::: PROVIDED RECORDS :::

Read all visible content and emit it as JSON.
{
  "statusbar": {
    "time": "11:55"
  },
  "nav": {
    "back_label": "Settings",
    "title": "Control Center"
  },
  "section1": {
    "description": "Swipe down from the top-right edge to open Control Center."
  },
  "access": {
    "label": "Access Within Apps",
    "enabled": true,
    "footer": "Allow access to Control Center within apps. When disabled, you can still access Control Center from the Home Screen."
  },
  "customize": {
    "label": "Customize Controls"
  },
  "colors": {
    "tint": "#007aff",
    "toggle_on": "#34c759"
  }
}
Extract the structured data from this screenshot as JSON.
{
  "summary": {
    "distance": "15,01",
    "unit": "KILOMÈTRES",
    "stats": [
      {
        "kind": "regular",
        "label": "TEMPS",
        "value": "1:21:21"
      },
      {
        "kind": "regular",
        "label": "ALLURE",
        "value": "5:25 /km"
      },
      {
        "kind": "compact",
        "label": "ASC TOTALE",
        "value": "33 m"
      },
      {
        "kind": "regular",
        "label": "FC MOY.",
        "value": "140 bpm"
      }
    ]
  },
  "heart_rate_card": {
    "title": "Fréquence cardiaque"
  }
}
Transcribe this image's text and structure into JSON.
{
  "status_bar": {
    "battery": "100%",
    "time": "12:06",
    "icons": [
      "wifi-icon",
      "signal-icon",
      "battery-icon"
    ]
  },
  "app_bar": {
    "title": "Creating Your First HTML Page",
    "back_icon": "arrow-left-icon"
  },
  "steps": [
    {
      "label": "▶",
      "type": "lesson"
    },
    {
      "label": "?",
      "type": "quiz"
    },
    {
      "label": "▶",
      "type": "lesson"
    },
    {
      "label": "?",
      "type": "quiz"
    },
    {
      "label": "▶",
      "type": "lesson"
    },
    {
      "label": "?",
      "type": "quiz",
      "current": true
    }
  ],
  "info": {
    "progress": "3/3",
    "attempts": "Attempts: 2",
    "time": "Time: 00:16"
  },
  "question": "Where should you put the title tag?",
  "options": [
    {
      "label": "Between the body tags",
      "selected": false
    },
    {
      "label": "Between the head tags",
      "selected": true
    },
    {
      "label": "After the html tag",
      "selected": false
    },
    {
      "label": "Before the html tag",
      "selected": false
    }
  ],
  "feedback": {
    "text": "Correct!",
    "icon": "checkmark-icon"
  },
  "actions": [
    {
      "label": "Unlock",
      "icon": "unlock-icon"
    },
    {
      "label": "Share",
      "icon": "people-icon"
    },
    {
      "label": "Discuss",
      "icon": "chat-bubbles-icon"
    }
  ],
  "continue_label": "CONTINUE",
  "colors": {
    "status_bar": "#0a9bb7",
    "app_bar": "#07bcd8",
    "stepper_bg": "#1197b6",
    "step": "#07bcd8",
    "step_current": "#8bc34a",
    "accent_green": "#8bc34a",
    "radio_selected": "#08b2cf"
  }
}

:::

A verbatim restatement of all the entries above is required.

▸ **ANSWER SPACE**
Read all visible content and emit it as JSON.
{
  "statusbar": {
    "time": "11:55"
  },
  "nav": {
    "back_label": "Settings",
    "title": "Control Center"
  },
  "section1": {
    "description": "Swipe down from the top-right edge to open Control Center."
  },
  "access": {
    "label": "Access Within Apps",
    "enabled": true,
    "footer": "Allow access to Control Center within apps. When disabled, you can still access Control Center from the Home Screen."
  },
  "customize": {
    "label": "Customize Controls"
  },
  "colors": {
    "tint": "#007aff",
    "toggle_on": "#34c759"
  }
}
Extract the structured data from this screenshot as JSON.
{
  "summary": {
    "distance": "15,01",
    "unit": "KILOMÈTRES",
    "stats": [
      {
        "kind": "regular",
        "label": "TEMPS",
        "value": "1:21:21"
      },
      {
        "kind": "regular",
        "label": "ALLURE",
        "value": "5:25 /km"
      },
      {
        "kind": "compact",
        "label": "ASC TOTALE",
        "value": "33 m"
      },
      {
        "kind": "regular",
        "label": "FC MOY.",
        "value": "140 bpm"
      }
    ]
  },
  "heart_rate_card": {
    "title": "Fréquence cardiaque"
  }
}
Transcribe this image's text and structure into JSON.
{
  "status_bar": {
    "battery": "100%",
    "time": "12:06",
    "icons": [
      "wifi-icon",
      "signal-icon",
      "battery-icon"
    ]
  },
  "app_bar": {
    "title": "Creating Your First HTML Page",
    "back_icon": "arrow-left-icon"
  },
  "steps": [
    {
      "label": "▶",
      "type": "lesson"
    },
    {
      "label": "?",
      "type": "quiz"
    },
    {
      "label": "▶",
      "type": "lesson"
    },
    {
      "label": "?",
      "type": "quiz"
    },
    {
      "label": "▶",
      "type": "lesson"
    },
    {
      "label": "?",
      "type": "quiz",
      "current": true
    }
  ],
  "info": {
    "progress": "3/3",
    "attempts": "Attempts: 2",
    "time": "Time: 00:16"
  },
  "question": "Where should you put the title tag?",
  "options": [
    {
      "label": "Between the body tags",
      "selected": false
    },
    {
      "label": "Between the head tags",
      "selected": true
    },
    {
      "label": "After the html tag",
      "selected": false
    },
    {
      "label": "Before the html tag",
      "selected": false
    }
  ],
  "feedback": {
    "text": "Correct!",
    "icon": "checkmark-icon"
  },
  "actions": [
    {
      "label": "Unlock",
      "icon": "unlock-icon"
    },
    {
      "label": "Share",
      "icon": "people-icon"
    },
    {
      "label": "Discuss",
      "icon": "chat-bubbles-icon"
    }
  ],
  "continue_label": "CONTINUE",
  "colors": {
    "status_bar": "#0a9bb7",
    "app_bar": "#07bcd8",
    "stepper_bg": "#1197b6",
    "step": "#07bcd8",
    "step_current": "#8bc34a",
    "accent_green": "#8bc34a",
    "radio_selected": "#08b2cf"
  }
}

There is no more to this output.